** Prompt **
If a line of the records contains the word "client", list it.
:: Record excerpts ::
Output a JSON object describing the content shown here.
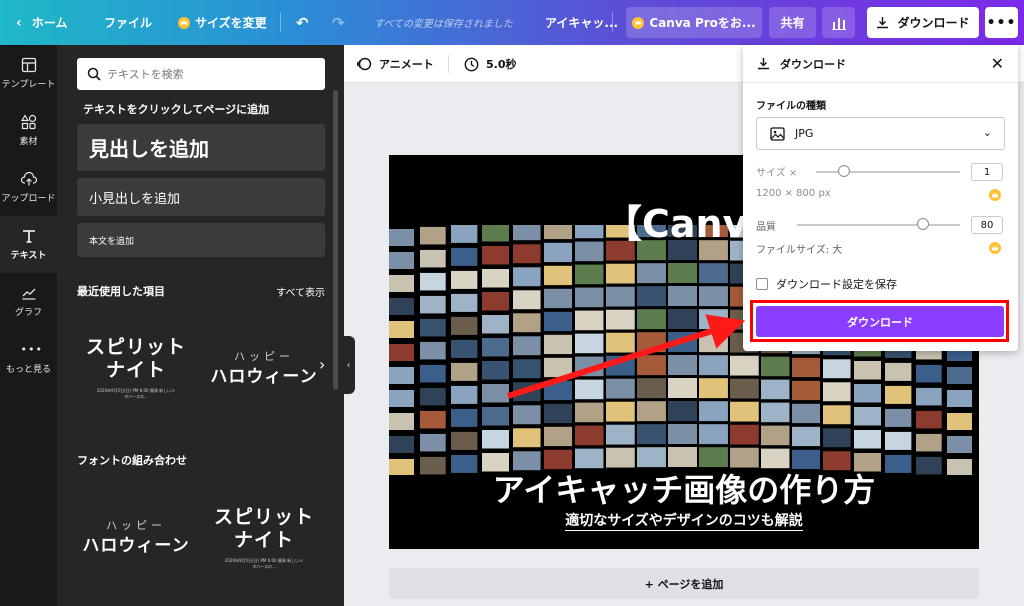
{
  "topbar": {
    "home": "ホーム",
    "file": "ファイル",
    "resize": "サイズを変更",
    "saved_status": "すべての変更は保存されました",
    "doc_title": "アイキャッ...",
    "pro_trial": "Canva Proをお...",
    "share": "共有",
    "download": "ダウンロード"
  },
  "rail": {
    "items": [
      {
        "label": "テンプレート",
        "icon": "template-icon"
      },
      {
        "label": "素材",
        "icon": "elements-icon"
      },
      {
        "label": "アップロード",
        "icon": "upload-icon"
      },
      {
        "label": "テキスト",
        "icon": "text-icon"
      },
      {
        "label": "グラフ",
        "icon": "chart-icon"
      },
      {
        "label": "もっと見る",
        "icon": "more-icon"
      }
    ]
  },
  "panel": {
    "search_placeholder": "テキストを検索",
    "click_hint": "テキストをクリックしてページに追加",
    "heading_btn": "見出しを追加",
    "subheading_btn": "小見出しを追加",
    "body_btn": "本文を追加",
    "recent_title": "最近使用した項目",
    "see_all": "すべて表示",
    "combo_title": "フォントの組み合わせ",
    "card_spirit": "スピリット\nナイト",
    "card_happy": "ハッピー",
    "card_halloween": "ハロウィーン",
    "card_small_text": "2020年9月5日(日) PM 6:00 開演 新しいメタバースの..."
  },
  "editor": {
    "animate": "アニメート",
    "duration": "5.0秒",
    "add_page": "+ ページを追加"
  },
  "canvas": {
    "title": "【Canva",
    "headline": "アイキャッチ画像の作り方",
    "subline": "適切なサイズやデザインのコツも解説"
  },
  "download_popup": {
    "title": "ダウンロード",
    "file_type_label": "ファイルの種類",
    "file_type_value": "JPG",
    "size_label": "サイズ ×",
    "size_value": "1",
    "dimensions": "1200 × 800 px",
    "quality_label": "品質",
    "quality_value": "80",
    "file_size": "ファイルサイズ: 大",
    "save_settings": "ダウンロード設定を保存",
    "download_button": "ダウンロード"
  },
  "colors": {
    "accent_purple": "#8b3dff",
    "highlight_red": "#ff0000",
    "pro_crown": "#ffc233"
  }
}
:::
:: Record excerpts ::
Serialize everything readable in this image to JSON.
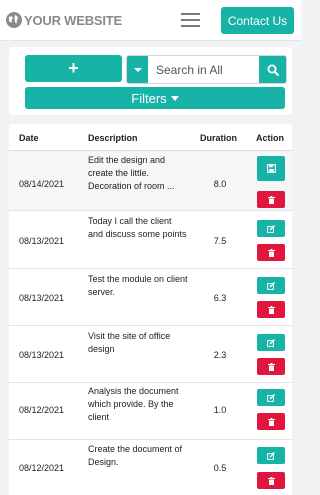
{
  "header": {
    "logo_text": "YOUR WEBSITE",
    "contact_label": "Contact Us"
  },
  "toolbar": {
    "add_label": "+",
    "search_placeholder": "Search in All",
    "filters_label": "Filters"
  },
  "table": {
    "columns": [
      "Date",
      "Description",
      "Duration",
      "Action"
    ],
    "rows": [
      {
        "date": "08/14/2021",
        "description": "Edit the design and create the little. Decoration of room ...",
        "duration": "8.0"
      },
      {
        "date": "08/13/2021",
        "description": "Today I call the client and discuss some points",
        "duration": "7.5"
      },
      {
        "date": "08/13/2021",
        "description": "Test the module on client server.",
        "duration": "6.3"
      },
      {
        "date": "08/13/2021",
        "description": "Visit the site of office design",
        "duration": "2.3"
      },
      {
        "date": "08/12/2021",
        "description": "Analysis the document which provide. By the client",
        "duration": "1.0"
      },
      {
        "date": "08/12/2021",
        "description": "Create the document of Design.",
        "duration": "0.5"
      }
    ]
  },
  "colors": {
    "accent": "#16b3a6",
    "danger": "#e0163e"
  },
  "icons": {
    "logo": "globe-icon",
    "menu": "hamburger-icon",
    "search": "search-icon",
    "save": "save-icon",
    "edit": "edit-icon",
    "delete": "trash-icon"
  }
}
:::
** Written solution **
        "description": "Today I call the client and discuss some points",
        "description": "Test the module on client server.",
        "description": "Analysis the document which provide. By the client",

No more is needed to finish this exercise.